It’s a conflict that most people training for vocational ministry either completely ignore or they think they can read a commentary which will explain what Jesus was referring to. (Most of these commentaries aren’t written by people who don’t know anything about that stuff either… they are written by people who live in the city but did research from other books about what to put in the commentary.)

And the implication is that most ministry models emulate a business structure and worship is built around a lecture when Jesus’ illustrations for believers were that ministry should run like a farm.

But I think most Americans are so removed from agrarian life that they miss what life in ministry could really be.

And so I’m left to wonder:

  • How can people learn to shepherd a church flock if they don’t know anything about actual sheep?
  • How can you “fish for men” if you don’t know how to fish?
  • How can you “reap a harvest” if you’ve never planted a crop?

And let’s state the obvious… I’m not aware of any ministry preparation that places wanna-be pastors on farms or commercial fishing boats or herding sheep.

Instead, we send wanna-be pastors to the city where ministry preparation looks like any other course of study.

And we wonder why our churches look like businesses, why church workers are comfortable in offices, why they are white collar workers completely missing the blue collar majority of our population?

He said to him the third time, “Simon, son of John, do you love Me?” Peter was grieved because He said to him the third time, “Do you love Me?” And he said to Him, “Lord, You know all things; You know that I love You.” Jesus *said to him, “Tend My sheep.

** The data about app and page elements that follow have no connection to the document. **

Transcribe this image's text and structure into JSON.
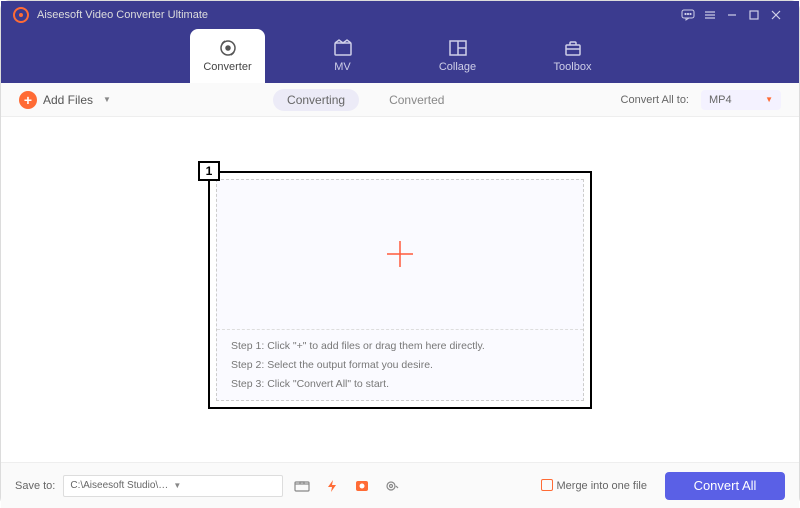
{
  "app_title": "Aiseesoft Video Converter Ultimate",
  "tabs": [
    "Converter",
    "MV",
    "Collage",
    "Toolbox"
  ],
  "toolbar": {
    "add_files": "Add Files",
    "center_tabs": [
      "Converting",
      "Converted"
    ],
    "convert_all_to": "Convert All to:",
    "format": "MP4"
  },
  "callout": "1",
  "steps": [
    "Step 1: Click \"+\" to add files or drag them here directly.",
    "Step 2: Select the output format you desire.",
    "Step 3: Click \"Convert All\" to start."
  ],
  "bottom": {
    "save_to_label": "Save to:",
    "save_to_path": "C:\\Aiseesoft Studio\\Ais...rter Ultimate\\Converted",
    "merge_label": "Merge into one file",
    "convert_all": "Convert All"
  }
}
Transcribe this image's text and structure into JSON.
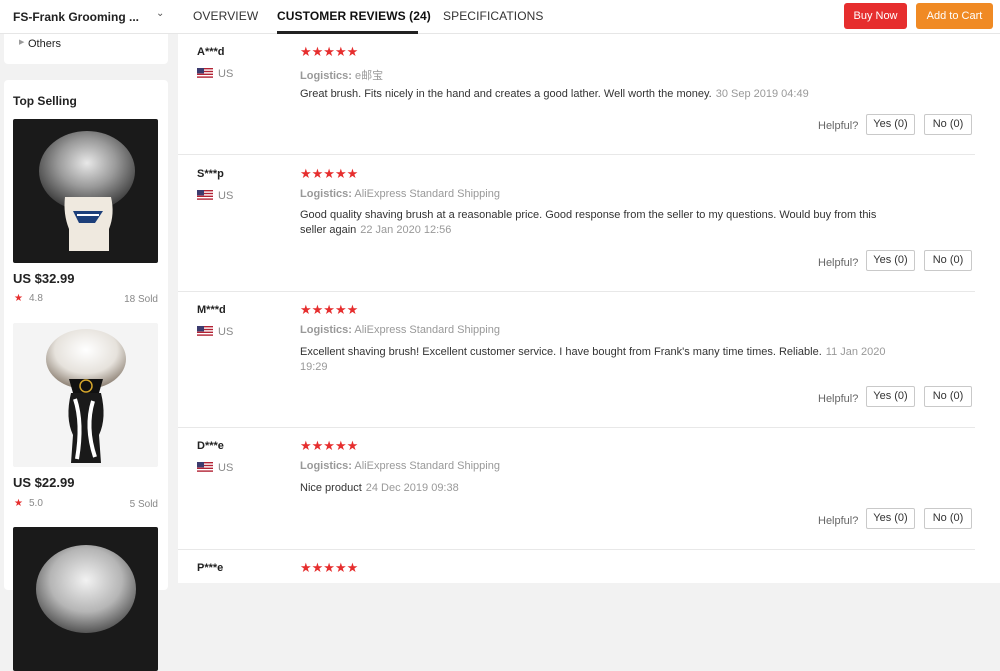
{
  "header": {
    "store_name": "FS-Frank Grooming ...",
    "tabs": [
      {
        "label": "OVERVIEW"
      },
      {
        "label": "CUSTOMER REVIEWS (24)"
      },
      {
        "label": "SPECIFICATIONS"
      }
    ],
    "buy_now_label": "Buy Now",
    "add_to_cart_label": "Add to Cart"
  },
  "sidebar": {
    "category_item": "Others",
    "top_selling_title": "Top Selling",
    "products": [
      {
        "price": "US $32.99",
        "rating": "4.8",
        "sold": "18 Sold"
      },
      {
        "price": "US $22.99",
        "rating": "5.0",
        "sold": "5 Sold"
      }
    ]
  },
  "reviews": [
    {
      "name": "A***d",
      "country": "US",
      "stars": "★★★★★",
      "logistics_label": "Logistics:",
      "logistics": "e邮宝",
      "text": "Great brush. Fits nicely in the hand and creates a good lather. Well worth the money.",
      "date": "30 Sep 2019 04:49",
      "helpful": "Helpful?",
      "yes": "Yes (0)",
      "no": "No (0)"
    },
    {
      "name": "S***p",
      "country": "US",
      "stars": "★★★★★",
      "logistics_label": "Logistics:",
      "logistics": "AliExpress Standard Shipping",
      "text": "Good quality shaving brush at a reasonable price. Good response from the seller to my questions. Would buy from this seller again",
      "date": "22 Jan 2020 12:56",
      "helpful": "Helpful?",
      "yes": "Yes (0)",
      "no": "No (0)"
    },
    {
      "name": "M***d",
      "country": "US",
      "stars": "★★★★★",
      "logistics_label": "Logistics:",
      "logistics": "AliExpress Standard Shipping",
      "text": "Excellent shaving brush! Excellent customer service. I have bought from Frank's many time times. Reliable.",
      "date": "11 Jan 2020 19:29",
      "helpful": "Helpful?",
      "yes": "Yes (0)",
      "no": "No (0)"
    },
    {
      "name": "D***e",
      "country": "US",
      "stars": "★★★★★",
      "logistics_label": "Logistics:",
      "logistics": "AliExpress Standard Shipping",
      "text": "Nice product",
      "date": "24 Dec 2019 09:38",
      "helpful": "Helpful?",
      "yes": "Yes (0)",
      "no": "No (0)"
    },
    {
      "name": "P***e",
      "stars": "★★★★★"
    }
  ],
  "icons": {
    "star": "star-icon",
    "flag": "us-flag-icon",
    "chevron": "chevron-down-icon",
    "caret": "caret-right-icon"
  },
  "colors": {
    "accent_red": "#e62e2e",
    "add_to_cart_orange": "#f08a24"
  }
}
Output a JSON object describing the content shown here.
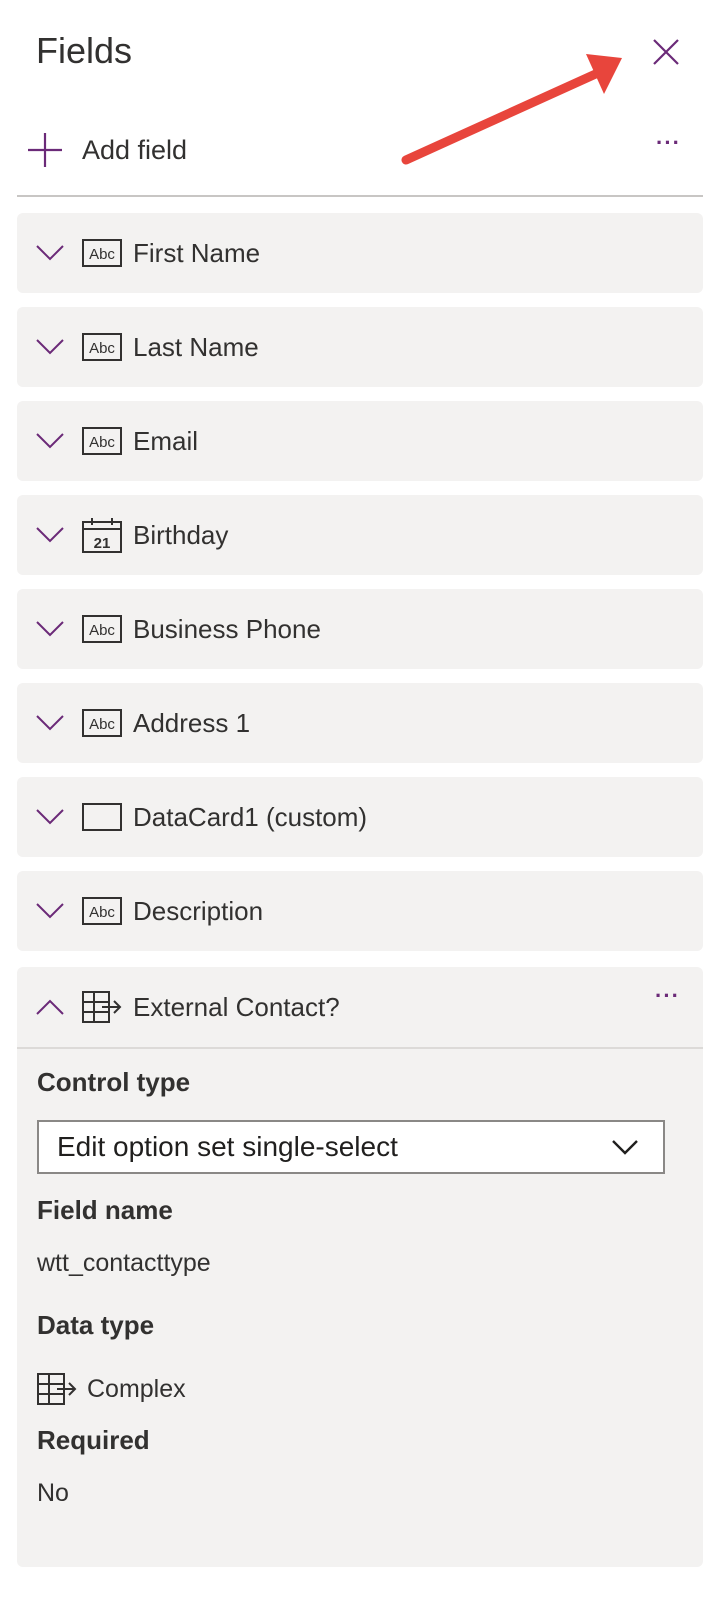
{
  "panel": {
    "title": "Fields",
    "add_field_label": "Add field",
    "more_label": "···"
  },
  "fields": [
    {
      "name": "First Name",
      "icon": "text-abc-icon"
    },
    {
      "name": "Last Name",
      "icon": "text-abc-icon"
    },
    {
      "name": "Email",
      "icon": "text-abc-icon"
    },
    {
      "name": "Birthday",
      "icon": "calendar-icon",
      "calendar_day": "21"
    },
    {
      "name": "Business Phone",
      "icon": "text-abc-icon"
    },
    {
      "name": "Address 1",
      "icon": "text-abc-icon"
    },
    {
      "name": "DataCard1 (custom)",
      "icon": "card-icon"
    },
    {
      "name": "Description",
      "icon": "text-abc-icon"
    }
  ],
  "abc_text": "Abc",
  "expanded_field": {
    "name": "External Contact?",
    "icon": "option-set-icon",
    "more_label": "···",
    "control_type_label": "Control type",
    "control_type_value": "Edit option set single-select",
    "field_name_label": "Field name",
    "field_name_value": "wtt_contacttype",
    "data_type_label": "Data type",
    "data_type_value": "Complex",
    "required_label": "Required",
    "required_value": "No"
  },
  "colors": {
    "accent": "#6b2a78",
    "annotation_arrow": "#e8453c",
    "card_bg": "#f3f2f1"
  }
}
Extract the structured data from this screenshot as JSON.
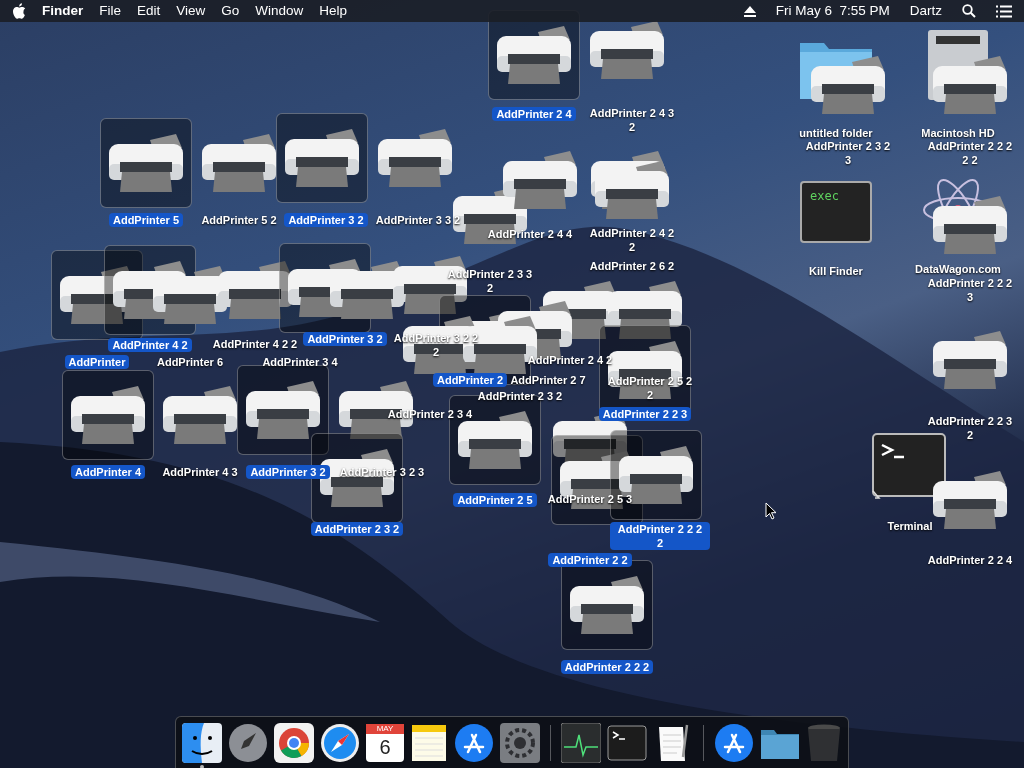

John 21:17

But most of us couldn’t pick a sheep out of a line-up.

Photo credit: Deputation by Peter Eskersley via Flickr (Creative Commons)